13-year Nepalese adventure sparks non-profit for Menlo Park duo
After their combined household of children finished high school, Haydi and David Sowerine left the comfort of their home in Menlo Park for what they thought was going to be David’s three-to-five year USAID contract to promote agri-business in Nepal. But just 18 months into the assignment, the government eliminated first David’s team – and then David himself.
“Some Nepalis begged David to stay and said they would help us with visas,” recalls Haydi. “Much to USAID’s surprise we elected to stay on – we were the first who had ever done that.” The Sowerines spent the next 13 years in Nepal, returning to Menlo Park in 2005.
They went to work on a variety of projects including a solar-powered educational TV kiosk for villages and a privately-run landfill to solve the waste disposal problem of the Kathmandu Valley. But continued government corruption stalled both.
“It was then that we formed our private business to provide energy and transport solutions for rural people,” said Haydi. “Eventually we devised the WireBridge.”
WireBridges – human-powered, wheeled carriages riding on cable strung between anchor towers – help solve the isolation of villages posed by Nepal’s geography by spanning river gorges. Each carriage holds up to five or six people and their goods. Through the Sowerine’s efforts 34 bridges were installed.
“There are probably 1,000 potential bridge sites with villages which have no funds to purchase them,” said David. “We had hoped to have steady funding for the villages from one of the bigger aid agencies but that has been a stalemate for the last four years.
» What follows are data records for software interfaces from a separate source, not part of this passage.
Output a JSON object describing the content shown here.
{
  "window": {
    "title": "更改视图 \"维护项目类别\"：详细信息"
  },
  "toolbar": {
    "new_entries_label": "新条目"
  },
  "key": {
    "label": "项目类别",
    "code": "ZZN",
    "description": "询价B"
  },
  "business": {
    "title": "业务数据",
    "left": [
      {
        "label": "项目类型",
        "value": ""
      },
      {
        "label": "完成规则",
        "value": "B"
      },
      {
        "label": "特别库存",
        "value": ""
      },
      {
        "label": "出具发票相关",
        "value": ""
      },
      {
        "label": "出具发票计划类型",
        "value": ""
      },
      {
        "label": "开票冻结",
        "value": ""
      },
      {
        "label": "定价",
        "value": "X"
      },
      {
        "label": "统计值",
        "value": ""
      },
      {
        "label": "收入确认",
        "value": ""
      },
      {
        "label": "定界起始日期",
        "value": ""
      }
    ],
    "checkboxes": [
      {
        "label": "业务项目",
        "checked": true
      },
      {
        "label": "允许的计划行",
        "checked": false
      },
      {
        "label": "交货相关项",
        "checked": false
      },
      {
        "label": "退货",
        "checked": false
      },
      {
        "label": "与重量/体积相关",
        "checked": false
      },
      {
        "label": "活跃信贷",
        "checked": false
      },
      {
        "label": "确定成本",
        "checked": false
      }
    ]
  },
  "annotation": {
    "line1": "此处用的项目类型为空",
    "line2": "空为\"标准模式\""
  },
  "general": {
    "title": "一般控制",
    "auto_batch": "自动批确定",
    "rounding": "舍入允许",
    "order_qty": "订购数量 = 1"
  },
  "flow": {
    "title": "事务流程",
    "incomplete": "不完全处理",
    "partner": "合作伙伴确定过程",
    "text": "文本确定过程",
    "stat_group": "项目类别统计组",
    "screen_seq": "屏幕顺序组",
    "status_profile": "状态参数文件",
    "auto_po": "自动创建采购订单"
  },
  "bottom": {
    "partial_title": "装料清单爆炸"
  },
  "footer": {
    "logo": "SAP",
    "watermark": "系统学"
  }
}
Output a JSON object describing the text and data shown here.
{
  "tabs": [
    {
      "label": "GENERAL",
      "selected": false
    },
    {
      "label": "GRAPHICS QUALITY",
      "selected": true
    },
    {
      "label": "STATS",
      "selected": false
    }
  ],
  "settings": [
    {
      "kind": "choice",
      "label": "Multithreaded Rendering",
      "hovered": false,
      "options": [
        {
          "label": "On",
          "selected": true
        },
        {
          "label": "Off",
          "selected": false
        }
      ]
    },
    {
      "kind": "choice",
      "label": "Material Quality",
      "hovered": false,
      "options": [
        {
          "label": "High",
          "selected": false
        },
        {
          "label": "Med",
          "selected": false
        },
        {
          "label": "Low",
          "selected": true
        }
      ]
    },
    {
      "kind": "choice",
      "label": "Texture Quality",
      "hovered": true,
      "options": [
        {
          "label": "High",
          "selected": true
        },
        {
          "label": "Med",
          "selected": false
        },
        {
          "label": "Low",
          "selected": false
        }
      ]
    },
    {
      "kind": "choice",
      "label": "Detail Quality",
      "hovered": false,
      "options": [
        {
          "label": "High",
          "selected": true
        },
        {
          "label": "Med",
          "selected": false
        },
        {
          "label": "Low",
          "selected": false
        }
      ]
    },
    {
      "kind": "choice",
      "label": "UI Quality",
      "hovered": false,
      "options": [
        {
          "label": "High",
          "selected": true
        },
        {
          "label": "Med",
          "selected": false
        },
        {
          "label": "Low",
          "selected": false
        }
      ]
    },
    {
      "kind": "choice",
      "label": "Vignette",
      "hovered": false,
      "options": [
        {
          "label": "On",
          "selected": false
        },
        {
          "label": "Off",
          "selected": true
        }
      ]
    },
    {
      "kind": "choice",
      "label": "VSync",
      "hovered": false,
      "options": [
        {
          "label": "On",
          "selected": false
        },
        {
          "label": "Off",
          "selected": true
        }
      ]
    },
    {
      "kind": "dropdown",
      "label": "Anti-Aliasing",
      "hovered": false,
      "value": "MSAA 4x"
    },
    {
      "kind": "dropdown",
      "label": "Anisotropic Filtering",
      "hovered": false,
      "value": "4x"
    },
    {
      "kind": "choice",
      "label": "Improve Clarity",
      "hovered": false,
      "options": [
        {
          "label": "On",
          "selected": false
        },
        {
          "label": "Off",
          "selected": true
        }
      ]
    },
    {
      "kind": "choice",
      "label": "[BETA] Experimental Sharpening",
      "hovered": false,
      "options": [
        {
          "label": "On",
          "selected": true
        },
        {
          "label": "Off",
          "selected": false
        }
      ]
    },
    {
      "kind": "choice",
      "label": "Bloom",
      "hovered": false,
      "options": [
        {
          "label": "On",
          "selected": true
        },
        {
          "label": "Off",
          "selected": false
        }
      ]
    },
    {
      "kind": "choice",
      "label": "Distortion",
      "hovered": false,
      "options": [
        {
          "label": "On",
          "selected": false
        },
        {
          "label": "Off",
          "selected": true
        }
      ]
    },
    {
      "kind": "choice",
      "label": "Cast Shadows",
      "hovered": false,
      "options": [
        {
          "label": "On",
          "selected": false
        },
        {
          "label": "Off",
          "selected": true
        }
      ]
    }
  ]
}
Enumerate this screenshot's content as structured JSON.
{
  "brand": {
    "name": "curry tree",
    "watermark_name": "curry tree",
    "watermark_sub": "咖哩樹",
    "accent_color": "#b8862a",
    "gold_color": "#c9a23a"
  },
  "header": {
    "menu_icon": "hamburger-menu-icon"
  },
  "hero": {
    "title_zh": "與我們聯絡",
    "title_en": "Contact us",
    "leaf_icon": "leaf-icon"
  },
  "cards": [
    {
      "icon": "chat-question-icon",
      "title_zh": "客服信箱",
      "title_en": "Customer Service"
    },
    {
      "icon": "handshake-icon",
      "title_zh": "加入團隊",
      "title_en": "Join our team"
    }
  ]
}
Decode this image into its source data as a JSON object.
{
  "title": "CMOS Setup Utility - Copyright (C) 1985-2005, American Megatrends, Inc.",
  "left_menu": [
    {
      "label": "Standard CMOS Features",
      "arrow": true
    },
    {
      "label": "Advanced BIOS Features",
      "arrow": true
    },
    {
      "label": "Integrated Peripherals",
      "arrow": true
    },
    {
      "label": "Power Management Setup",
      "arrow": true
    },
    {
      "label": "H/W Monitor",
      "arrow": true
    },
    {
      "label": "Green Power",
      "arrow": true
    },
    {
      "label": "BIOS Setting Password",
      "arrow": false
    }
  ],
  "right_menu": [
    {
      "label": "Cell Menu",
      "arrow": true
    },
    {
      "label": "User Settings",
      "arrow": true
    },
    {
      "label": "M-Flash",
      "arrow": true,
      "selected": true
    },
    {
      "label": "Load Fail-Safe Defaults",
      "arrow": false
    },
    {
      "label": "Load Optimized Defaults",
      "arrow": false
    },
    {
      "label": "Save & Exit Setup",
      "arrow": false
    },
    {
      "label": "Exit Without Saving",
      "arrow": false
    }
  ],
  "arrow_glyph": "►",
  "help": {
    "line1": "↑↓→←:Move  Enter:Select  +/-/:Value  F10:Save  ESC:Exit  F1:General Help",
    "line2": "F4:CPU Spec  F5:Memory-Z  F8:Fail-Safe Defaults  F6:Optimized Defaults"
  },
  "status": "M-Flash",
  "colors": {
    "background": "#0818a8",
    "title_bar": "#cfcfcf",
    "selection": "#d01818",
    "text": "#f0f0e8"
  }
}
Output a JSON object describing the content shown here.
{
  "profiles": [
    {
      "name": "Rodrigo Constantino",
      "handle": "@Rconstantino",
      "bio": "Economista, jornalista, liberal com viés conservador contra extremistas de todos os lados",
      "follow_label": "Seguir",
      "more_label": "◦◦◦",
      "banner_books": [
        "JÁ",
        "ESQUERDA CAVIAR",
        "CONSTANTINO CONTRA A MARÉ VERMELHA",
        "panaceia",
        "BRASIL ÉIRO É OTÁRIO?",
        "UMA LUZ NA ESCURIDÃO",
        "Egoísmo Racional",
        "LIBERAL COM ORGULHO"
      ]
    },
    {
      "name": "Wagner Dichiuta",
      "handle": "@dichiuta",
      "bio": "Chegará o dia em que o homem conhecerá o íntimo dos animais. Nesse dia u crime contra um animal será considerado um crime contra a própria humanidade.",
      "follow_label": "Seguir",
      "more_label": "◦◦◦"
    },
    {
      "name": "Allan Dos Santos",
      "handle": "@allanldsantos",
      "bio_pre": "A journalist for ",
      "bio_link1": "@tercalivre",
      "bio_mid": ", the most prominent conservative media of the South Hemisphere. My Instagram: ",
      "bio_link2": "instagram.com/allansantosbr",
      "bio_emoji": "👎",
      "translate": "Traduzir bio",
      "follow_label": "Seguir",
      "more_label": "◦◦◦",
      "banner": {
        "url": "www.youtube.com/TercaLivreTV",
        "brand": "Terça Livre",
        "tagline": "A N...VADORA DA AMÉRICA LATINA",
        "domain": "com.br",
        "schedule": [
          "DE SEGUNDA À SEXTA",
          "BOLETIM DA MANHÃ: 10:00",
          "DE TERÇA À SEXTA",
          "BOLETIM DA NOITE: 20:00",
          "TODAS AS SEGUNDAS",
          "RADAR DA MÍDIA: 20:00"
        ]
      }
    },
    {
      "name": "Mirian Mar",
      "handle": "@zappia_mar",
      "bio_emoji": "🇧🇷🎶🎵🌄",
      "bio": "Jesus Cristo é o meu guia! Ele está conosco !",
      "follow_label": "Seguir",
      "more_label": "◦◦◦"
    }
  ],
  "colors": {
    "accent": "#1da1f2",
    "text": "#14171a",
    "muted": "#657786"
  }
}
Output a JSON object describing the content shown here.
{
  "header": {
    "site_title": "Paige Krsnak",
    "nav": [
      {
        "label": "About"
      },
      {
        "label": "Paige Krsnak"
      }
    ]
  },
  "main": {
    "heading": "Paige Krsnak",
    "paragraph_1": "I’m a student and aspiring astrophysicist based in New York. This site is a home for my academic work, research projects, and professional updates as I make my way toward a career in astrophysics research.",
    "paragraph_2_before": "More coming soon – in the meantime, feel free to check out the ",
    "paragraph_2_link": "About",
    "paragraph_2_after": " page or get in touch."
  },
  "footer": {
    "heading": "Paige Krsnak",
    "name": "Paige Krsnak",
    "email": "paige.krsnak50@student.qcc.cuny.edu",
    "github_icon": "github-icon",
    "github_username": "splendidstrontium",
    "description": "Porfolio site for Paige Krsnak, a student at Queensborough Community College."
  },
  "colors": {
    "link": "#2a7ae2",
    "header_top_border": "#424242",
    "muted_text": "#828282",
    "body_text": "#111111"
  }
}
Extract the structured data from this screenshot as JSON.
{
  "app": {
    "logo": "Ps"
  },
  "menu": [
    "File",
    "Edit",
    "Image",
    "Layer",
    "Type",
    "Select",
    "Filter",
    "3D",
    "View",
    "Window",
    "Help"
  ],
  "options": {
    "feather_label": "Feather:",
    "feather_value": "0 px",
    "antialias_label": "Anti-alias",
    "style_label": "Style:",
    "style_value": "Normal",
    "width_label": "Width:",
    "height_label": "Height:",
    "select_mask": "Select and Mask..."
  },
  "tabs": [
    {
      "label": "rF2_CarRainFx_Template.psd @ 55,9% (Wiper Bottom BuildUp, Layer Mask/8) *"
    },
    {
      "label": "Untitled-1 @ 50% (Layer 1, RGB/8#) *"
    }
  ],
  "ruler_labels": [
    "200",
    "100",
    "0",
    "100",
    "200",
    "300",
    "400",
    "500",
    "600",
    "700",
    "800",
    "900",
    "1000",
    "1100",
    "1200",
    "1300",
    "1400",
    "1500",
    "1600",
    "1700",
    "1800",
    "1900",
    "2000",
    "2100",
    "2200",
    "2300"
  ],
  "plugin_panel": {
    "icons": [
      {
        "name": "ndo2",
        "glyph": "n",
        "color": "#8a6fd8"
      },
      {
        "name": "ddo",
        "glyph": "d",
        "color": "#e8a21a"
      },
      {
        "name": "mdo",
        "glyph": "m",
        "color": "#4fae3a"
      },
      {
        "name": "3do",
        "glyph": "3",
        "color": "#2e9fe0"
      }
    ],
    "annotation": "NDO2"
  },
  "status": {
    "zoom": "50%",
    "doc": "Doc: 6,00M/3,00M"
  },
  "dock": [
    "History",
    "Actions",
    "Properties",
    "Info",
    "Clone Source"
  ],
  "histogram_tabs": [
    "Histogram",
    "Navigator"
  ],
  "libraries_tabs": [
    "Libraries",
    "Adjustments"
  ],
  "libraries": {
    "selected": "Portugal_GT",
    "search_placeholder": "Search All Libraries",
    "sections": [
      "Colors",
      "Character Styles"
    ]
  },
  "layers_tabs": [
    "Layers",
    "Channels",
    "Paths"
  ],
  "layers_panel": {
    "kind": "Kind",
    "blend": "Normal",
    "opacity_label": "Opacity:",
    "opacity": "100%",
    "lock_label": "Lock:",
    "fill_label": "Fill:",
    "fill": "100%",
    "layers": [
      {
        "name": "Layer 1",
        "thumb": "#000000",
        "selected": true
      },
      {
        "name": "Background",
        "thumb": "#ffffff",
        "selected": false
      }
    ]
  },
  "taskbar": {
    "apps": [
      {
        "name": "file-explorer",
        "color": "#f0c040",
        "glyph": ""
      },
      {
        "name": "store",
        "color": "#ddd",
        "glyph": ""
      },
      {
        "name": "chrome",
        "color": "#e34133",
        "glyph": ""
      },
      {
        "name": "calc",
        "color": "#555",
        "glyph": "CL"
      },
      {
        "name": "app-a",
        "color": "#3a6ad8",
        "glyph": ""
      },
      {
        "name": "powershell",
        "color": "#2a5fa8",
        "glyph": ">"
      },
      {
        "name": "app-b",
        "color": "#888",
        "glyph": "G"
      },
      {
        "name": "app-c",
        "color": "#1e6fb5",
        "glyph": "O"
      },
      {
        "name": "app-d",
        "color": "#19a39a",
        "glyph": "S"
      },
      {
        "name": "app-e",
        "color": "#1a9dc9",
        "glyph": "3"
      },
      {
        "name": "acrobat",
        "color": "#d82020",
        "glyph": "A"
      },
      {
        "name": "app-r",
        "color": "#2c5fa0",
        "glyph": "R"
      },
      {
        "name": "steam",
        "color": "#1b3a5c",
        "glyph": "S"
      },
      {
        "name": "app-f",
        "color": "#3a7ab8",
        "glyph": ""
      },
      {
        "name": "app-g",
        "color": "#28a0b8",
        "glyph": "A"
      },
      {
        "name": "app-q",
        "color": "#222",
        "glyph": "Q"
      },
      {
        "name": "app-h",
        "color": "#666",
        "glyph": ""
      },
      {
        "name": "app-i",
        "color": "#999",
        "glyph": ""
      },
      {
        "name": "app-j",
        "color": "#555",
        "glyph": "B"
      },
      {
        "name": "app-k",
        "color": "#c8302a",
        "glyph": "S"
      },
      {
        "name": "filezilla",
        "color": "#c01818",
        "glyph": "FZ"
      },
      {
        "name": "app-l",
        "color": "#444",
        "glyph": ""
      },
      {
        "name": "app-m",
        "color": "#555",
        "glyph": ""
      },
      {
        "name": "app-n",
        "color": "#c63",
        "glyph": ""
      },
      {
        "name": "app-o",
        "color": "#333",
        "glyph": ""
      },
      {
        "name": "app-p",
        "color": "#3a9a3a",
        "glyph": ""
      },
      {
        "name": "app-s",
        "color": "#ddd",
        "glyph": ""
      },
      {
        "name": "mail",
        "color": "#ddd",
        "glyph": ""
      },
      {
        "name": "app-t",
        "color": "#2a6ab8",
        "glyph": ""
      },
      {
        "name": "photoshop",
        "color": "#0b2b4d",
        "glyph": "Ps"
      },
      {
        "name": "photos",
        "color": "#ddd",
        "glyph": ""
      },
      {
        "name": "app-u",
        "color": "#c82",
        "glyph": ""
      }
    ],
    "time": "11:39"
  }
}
So we will try to raise funds in the US – one bridge at a time.”
In addition to the WireBridge, they developed a human-powered generator and electricity distribution setup. Pedaling the generator proved to be “socially unpopular” but a new system that has a small solar panel, battery and LED lights is being produced.
At the end of last year, the Sowerine’s manager of more than 10 years formed his own company (Village Solutions) and will be the bridge builder and light distributor. To support these efforts, the Sowerines started a 501(c)(3) nonprofit called VillageTech Solutions (VTS).
‘While we lived in Kathmandu it was easy to persuade young engineering volunteers to join us, and to organize their work to be really productive,”,said Haydi. “Now that we live in highly-developed Menlo Park, the innovation machine requires a different form, something like a conveyor belt. And with good fundraising support for VTS, we intend to push new products and technologies along.”
Photo by Chris Gulker